Impact of tannins from bioactive plants on the growth of the biocontrol fungus Duddingtonia flagrans

Anthony George

Research output: Contribution to conferencePaper


Nematode infections in the ruminant livestock systems cause significant loss each year in both animal health and production. There are several control methods to combat nematodes. The most common are the anthelmintics, but there are several alternatives such as bioactive plants, nematophagous fungi, vaccination, and selective breeding. The use of alternatives such as biocontrol fungi and bioactive plants, alone and in combination have become more attractive prospects with increasing anthelmintic resistance and a growing organic livestock sector. The interaction between these alternative methods is not well understood. This study uses radial growth plates of the biocontrol fungus Duddingtonia flagrans in the presence of various bioactive forages at both 25°C and 15°C. Plant secondary metabolites present in bioactive plants specifically tannins, were found to be inhibitory towards D. flagrans and this inhibition was found to be temperature dependent. This is the first quantitative evidence of an interaction between D. flagrans and tannins and the first indication of the potential presence of a tanniferase enzyme within a nematophagous fungi.
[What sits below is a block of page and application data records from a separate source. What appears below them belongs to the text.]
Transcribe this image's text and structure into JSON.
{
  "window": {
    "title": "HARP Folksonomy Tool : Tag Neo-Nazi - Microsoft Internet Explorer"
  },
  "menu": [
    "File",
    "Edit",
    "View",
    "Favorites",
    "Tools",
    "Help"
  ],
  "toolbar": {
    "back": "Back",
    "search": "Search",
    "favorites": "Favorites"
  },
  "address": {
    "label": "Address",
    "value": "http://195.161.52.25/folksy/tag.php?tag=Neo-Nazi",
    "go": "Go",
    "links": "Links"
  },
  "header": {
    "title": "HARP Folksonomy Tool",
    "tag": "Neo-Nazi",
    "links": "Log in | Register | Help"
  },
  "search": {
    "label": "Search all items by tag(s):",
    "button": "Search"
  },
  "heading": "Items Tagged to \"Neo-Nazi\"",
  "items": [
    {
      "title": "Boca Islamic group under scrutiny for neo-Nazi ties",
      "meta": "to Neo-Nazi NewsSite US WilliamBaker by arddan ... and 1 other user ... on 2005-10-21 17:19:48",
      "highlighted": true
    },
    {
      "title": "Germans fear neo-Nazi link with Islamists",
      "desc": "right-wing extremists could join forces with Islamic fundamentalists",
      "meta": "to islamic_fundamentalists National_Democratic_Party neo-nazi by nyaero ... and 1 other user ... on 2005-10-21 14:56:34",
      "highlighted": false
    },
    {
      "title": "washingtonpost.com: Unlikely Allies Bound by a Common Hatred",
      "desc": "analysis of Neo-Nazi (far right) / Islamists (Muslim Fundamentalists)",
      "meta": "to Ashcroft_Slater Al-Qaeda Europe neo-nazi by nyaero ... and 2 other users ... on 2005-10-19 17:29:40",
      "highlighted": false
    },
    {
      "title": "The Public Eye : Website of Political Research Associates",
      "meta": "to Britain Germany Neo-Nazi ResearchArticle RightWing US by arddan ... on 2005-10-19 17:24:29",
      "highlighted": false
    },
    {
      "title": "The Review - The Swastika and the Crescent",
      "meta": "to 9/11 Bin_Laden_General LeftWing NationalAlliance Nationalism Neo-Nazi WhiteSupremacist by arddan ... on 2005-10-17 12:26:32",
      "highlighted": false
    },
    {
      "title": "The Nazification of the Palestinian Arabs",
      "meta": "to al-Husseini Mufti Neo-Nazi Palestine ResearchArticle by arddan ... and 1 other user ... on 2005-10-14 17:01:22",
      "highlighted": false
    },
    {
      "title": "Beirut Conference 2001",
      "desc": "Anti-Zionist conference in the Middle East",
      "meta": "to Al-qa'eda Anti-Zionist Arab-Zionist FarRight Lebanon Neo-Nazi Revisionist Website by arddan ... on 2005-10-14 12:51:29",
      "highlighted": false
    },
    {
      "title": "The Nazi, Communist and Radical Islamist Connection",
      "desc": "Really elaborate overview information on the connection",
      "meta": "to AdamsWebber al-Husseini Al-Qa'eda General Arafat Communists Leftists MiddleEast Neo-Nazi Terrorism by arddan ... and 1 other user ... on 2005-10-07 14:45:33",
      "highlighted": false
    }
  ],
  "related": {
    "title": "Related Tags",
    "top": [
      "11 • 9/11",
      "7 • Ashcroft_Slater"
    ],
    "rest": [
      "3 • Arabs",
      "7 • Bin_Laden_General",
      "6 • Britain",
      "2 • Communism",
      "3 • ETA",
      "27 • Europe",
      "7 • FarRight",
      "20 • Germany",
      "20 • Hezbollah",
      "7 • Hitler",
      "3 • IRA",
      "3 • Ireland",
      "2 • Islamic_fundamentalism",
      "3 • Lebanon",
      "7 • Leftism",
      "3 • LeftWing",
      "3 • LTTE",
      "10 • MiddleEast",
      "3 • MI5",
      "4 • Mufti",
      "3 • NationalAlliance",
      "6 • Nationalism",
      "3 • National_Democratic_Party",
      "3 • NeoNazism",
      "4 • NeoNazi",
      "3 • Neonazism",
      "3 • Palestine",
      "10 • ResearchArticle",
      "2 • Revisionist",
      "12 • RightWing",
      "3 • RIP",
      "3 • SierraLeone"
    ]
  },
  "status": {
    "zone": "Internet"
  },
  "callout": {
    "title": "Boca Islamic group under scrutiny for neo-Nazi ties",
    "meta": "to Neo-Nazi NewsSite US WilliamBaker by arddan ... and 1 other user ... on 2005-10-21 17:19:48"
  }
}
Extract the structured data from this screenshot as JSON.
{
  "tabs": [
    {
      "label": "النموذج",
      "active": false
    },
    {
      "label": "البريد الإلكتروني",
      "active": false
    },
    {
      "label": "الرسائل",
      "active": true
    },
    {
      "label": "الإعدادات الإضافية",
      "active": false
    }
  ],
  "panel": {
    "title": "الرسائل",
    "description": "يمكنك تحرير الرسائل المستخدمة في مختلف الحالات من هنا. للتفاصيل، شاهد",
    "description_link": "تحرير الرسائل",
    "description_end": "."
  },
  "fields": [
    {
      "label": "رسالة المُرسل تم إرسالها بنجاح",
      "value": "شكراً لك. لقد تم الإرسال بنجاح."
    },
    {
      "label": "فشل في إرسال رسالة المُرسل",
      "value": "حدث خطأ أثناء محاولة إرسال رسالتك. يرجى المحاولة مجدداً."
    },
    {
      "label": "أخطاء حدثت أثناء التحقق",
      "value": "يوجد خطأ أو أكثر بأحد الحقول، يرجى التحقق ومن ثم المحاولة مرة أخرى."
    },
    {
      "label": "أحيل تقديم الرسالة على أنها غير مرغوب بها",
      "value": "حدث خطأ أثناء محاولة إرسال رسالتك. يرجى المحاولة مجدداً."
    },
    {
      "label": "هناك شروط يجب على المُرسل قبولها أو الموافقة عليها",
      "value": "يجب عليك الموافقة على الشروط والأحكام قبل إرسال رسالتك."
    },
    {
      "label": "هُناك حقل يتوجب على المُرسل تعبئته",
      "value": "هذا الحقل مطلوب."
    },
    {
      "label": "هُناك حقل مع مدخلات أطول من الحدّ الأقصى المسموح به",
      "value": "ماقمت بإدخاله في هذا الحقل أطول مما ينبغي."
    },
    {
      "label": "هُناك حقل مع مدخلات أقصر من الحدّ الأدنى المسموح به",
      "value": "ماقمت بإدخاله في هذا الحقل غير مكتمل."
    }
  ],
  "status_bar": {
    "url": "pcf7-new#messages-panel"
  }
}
Further work should be conducted in the natural fecal environment and with other biocontrol fungal candidates.
Original languageEnglish
Publication statusPublished - 29 Apr 2021
EventBritish Association of Veterinary Parasitology - Online, Bristol, United Kingdom
Duration: 29 Apr 202130 Apr 2021


ConferenceBritish Association of Veterinary Parasitology
Abbreviated titleBAVP
Country/TerritoryUnited Kingdom


Dive into the research topics of 'Impact of tannins from bioactive plants on the growth of the biocontrol fungus Duddingtonia flagrans'. Together they form a unique fingerprint.

Cite this